EXTRACTED INFORMATION below:

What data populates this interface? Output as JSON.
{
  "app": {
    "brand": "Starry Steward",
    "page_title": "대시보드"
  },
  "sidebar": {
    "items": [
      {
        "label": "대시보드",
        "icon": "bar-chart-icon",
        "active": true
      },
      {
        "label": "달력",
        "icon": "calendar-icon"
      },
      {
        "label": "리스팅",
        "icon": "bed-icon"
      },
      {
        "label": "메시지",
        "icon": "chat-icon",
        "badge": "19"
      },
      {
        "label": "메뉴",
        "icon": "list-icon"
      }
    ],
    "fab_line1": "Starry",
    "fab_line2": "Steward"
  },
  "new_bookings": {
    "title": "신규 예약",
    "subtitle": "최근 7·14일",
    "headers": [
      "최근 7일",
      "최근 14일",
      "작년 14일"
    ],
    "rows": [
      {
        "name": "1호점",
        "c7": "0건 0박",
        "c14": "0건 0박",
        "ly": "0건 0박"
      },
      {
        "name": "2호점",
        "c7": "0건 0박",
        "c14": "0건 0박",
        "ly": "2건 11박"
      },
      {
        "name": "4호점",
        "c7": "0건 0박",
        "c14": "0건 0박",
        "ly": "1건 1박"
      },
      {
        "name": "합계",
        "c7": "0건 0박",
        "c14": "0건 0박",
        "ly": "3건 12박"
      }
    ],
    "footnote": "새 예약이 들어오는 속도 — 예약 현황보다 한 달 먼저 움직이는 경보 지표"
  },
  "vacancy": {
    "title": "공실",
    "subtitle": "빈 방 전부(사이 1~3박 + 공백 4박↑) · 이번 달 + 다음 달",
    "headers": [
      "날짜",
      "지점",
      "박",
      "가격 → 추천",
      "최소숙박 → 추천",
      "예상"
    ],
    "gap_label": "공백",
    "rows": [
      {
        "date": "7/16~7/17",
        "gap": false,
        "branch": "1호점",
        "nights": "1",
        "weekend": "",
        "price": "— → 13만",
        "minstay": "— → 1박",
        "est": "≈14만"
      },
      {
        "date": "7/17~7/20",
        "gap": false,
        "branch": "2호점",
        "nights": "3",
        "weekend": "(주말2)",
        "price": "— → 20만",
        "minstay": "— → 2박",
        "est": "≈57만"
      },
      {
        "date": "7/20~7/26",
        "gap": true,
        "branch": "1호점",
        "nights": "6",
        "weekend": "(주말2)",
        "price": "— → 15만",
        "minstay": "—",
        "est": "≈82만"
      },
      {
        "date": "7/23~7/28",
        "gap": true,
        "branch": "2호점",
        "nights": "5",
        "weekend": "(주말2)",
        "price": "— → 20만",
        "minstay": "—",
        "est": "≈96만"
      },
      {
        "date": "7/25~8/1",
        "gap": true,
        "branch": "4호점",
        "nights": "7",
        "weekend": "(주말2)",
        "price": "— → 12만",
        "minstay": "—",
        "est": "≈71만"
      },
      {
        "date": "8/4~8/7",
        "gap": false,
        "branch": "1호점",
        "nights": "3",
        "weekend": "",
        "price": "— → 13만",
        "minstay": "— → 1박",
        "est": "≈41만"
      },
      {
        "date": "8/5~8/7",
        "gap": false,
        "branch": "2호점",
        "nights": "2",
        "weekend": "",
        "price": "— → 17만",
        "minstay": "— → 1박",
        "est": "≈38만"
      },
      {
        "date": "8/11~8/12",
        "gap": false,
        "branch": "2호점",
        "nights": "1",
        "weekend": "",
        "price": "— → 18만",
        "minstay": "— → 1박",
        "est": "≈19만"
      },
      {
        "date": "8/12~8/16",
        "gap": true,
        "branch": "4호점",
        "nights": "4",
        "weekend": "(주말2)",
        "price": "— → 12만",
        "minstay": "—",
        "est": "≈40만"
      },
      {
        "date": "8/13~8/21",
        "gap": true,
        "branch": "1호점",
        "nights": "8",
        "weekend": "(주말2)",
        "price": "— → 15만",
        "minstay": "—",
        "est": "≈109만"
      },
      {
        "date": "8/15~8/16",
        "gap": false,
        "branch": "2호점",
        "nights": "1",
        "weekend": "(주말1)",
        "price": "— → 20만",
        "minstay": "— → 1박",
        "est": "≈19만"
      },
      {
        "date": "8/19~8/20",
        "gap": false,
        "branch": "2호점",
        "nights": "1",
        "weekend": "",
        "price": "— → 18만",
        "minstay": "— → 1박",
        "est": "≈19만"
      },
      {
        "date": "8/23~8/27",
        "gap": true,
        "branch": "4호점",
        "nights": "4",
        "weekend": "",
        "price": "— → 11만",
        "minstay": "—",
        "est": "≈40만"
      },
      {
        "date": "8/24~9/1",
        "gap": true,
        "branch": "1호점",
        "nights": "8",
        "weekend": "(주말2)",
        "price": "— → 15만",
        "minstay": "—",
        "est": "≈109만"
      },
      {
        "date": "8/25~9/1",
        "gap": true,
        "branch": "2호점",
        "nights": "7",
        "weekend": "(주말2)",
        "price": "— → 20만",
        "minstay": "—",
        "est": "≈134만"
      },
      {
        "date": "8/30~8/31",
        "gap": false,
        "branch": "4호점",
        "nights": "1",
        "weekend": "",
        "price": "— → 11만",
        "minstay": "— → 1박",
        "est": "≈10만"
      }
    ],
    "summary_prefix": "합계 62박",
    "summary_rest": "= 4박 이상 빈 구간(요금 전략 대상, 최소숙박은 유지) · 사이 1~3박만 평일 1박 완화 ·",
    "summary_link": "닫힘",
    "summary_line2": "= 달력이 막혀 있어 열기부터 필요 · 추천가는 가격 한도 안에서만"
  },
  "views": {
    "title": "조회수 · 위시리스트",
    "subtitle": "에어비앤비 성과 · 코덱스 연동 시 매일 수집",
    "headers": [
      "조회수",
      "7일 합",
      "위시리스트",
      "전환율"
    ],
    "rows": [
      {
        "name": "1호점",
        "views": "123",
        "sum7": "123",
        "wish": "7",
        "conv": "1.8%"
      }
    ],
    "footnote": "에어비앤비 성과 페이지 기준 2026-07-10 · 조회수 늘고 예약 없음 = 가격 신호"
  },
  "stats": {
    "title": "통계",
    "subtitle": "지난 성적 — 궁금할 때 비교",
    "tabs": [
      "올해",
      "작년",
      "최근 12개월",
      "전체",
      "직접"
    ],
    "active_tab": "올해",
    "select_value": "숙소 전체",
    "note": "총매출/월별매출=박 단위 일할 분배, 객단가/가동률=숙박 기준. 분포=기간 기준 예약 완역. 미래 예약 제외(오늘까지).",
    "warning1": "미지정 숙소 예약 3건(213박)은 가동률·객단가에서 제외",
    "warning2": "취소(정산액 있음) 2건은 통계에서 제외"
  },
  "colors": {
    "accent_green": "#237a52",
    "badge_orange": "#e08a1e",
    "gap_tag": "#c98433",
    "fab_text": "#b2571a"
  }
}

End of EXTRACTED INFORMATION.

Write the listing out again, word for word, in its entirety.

What data populates this interface? Output as JSON.
{
  "app": {
    "brand": "Starry Steward",
    "page_title": "대시보드"
  },
  "sidebar": {
    "items": [
      {
        "label": "대시보드",
        "icon": "bar-chart-icon",
        "active": true
      },
      {
        "label": "달력",
        "icon": "calendar-icon"
      },
      {
        "label": "리스팅",
        "icon": "bed-icon"
      },
      {
        "label": "메시지",
        "icon": "chat-icon",
        "badge": "19"
      },
      {
        "label": "메뉴",
        "icon": "list-icon"
      }
    ],
    "fab_line1": "Starry",
    "fab_line2": "Steward"
  },
  "new_bookings": {
    "title": "신규 예약",
    "subtitle": "최근 7·14일",
    "headers": [
      "최근 7일",
      "최근 14일",
      "작년 14일"
    ],
    "rows": [
      {
        "name": "1호점",
        "c7": "0건 0박",
        "c14": "0건 0박",
        "ly": "0건 0박"
      },
      {
        "name": "2호점",
        "c7": "0건 0박",
        "c14": "0건 0박",
        "ly": "2건 11박"
      },
      {
        "name": "4호점",
        "c7": "0건 0박",
        "c14": "0건 0박",
        "ly": "1건 1박"
      },
      {
        "name": "합계",
        "c7": "0건 0박",
        "c14": "0건 0박",
        "ly": "3건 12박"
      }
    ],
    "footnote": "새 예약이 들어오는 속도 — 예약 현황보다 한 달 먼저 움직이는 경보 지표"
  },
  "vacancy": {
    "title": "공실",
    "subtitle": "빈 방 전부(사이 1~3박 + 공백 4박↑) · 이번 달 + 다음 달",
    "headers": [
      "날짜",
      "지점",
      "박",
      "가격 → 추천",
      "최소숙박 → 추천",
      "예상"
    ],
    "gap_label": "공백",
    "rows": [
      {
        "date": "7/16~7/17",
        "gap": false,
        "branch": "1호점",
        "nights": "1",
        "weekend": "",
        "price": "— → 13만",
        "minstay": "— → 1박",
        "est": "≈14만"
      },
      {
        "date": "7/17~7/20",
        "gap": false,
        "branch": "2호점",
        "nights": "3",
        "weekend": "(주말2)",
        "price": "— → 20만",
        "minstay": "— → 2박",
        "est": "≈57만"
      },
      {
        "date": "7/20~7/26",
        "gap": true,
        "branch": "1호점",
        "nights": "6",
        "weekend": "(주말2)",
        "price": "— → 15만",
        "minstay": "—",
        "est": "≈82만"
      },
      {
        "date": "7/23~7/28",
        "gap": true,
        "branch": "2호점",
        "nights": "5",
        "weekend": "(주말2)",
        "price": "— → 20만",
        "minstay": "—",
        "est": "≈96만"
      },
      {
        "date": "7/25~8/1",
        "gap": true,
        "branch": "4호점",
        "nights": "7",
        "weekend": "(주말2)",
        "price": "— → 12만",
        "minstay": "—",
        "est": "≈71만"
      },
      {
        "date": "8/4~8/7",
        "gap": false,
        "branch": "1호점",
        "nights": "3",
        "weekend": "",
        "price": "— → 13만",
        "minstay": "— → 1박",
        "est": "≈41만"
      },
      {
        "date": "8/5~8/7",
        "gap": false,
        "branch": "2호점",
        "nights": "2",
        "weekend": "",
        "price": "— → 17만",
        "minstay": "— → 1박",
        "est": "≈38만"
      },
      {
        "date": "8/11~8/12",
        "gap": false,
        "branch": "2호점",
        "nights": "1",
        "weekend": "",
        "price": "— → 18만",
        "minstay": "— → 1박",
        "est": "≈19만"
      },
      {
        "date": "8/12~8/16",
        "gap": true,
        "branch": "4호점",
        "nights": "4",
        "weekend": "(주말2)",
        "price": "— → 12만",
        "minstay": "—",
        "est": "≈40만"
      },
      {
        "date": "8/13~8/21",
        "gap": true,
        "branch": "1호점",
        "nights": "8",
        "weekend": "(주말2)",
        "price": "— → 15만",
        "minstay": "—",
        "est": "≈109만"
      },
      {
        "date": "8/15~8/16",
        "gap": false,
        "branch": "2호점",
        "nights": "1",
        "weekend": "(주말1)",
        "price": "— → 20만",
        "minstay": "— → 1박",
        "est": "≈19만"
      },
      {
        "date": "8/19~8/20",
        "gap": false,
        "branch": "2호점",
        "nights": "1",
        "weekend": "",
        "price": "— → 18만",
        "minstay": "— → 1박",
        "est": "≈19만"
      },
      {
        "date": "8/23~8/27",
        "gap": true,
        "branch": "4호점",
        "nights": "4",
        "weekend": "",
        "price": "— → 11만",
        "minstay": "—",
        "est": "≈40만"
      },
      {
        "date": "8/24~9/1",
        "gap": true,
        "branch": "1호점",
        "nights": "8",
        "weekend": "(주말2)",
        "price": "— → 15만",
        "minstay": "—",
        "est": "≈109만"
      },
      {
        "date": "8/25~9/1",
        "gap": true,
        "branch": "2호점",
        "nights": "7",
        "weekend": "(주말2)",
        "price": "— → 20만",
        "minstay": "—",
        "est": "≈134만"
      },
      {
        "date": "8/30~8/31",
        "gap": false,
        "branch": "4호점",
        "nights": "1",
        "weekend": "",
        "price": "— → 11만",
        "minstay": "— → 1박",
        "est": "≈10만"
      }
    ],
    "summary_prefix": "합계 62박",
    "summary_rest": "= 4박 이상 빈 구간(요금 전략 대상, 최소숙박은 유지) · 사이 1~3박만 평일 1박 완화 ·",
    "summary_link": "닫힘",
    "summary_line2": "= 달력이 막혀 있어 열기부터 필요 · 추천가는 가격 한도 안에서만"
  },
  "views": {
    "title": "조회수 · 위시리스트",
    "subtitle": "에어비앤비 성과 · 코덱스 연동 시 매일 수집",
    "headers": [
      "조회수",
      "7일 합",
      "위시리스트",
      "전환율"
    ],
    "rows": [
      {
        "name": "1호점",
        "views": "123",
        "sum7": "123",
        "wish": "7",
        "conv": "1.8%"
      }
    ],
    "footnote": "에어비앤비 성과 페이지 기준 2026-07-10 · 조회수 늘고 예약 없음 = 가격 신호"
  },
  "stats": {
    "title": "통계",
    "subtitle": "지난 성적 — 궁금할 때 비교",
    "tabs": [
      "올해",
      "작년",
      "최근 12개월",
      "전체",
      "직접"
    ],
    "active_tab": "올해",
    "select_value": "숙소 전체",
    "note": "총매출/월별매출=박 단위 일할 분배, 객단가/가동률=숙박 기준. 분포=기간 기준 예약 완역. 미래 예약 제외(오늘까지).",
    "warning1": "미지정 숙소 예약 3건(213박)은 가동률·객단가에서 제외",
    "warning2": "취소(정산액 있음) 2건은 통계에서 제외"
  },
  "colors": {
    "accent_green": "#237a52",
    "badge_orange": "#e08a1e",
    "gap_tag": "#c98433",
    "fab_text": "#b2571a"
  }
}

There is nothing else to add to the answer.